Collected data entries:
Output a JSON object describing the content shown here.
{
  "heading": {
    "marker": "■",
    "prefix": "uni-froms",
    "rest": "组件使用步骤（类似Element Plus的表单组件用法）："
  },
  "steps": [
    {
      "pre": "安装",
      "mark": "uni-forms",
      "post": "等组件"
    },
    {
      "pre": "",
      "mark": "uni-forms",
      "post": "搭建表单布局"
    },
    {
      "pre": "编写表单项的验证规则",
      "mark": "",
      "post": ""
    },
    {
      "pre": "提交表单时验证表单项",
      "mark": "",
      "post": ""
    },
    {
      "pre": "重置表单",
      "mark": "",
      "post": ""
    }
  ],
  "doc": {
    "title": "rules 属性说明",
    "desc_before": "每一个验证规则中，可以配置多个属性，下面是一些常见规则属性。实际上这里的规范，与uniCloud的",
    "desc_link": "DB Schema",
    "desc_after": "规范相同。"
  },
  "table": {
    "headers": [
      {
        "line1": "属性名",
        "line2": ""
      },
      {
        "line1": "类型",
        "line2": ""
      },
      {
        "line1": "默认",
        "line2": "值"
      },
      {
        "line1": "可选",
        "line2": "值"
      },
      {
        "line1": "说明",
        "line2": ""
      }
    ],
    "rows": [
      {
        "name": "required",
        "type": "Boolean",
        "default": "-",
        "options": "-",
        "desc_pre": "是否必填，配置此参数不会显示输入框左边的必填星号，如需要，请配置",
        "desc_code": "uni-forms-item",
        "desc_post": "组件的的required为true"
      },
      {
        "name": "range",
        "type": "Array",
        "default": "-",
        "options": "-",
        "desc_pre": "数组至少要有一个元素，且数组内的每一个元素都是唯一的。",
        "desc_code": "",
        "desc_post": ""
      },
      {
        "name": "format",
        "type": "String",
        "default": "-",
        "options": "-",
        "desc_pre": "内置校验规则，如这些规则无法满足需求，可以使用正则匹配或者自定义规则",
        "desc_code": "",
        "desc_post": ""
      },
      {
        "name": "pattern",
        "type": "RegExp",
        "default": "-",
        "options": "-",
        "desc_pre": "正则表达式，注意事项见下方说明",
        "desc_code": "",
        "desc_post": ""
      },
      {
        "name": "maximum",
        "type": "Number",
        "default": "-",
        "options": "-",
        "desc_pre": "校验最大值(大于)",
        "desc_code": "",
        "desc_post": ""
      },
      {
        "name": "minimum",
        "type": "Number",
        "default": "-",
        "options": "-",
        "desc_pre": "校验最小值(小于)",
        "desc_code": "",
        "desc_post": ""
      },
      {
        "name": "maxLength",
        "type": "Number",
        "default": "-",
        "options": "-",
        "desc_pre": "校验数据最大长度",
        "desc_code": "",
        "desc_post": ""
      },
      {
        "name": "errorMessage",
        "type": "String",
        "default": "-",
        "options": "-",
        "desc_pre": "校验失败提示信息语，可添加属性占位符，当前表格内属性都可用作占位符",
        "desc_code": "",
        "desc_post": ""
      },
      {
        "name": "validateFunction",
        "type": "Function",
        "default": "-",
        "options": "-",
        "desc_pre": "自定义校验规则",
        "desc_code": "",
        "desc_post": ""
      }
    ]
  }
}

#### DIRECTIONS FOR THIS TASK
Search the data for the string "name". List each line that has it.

#### RESULT BELOW
        "name": "required",
        "name": "range",
        "name": "format",
        "name": "pattern",
        "name": "maximum",
        "name": "minimum",
        "name": "maxLength",
        "name": "errorMessage",
        "name": "validateFunction",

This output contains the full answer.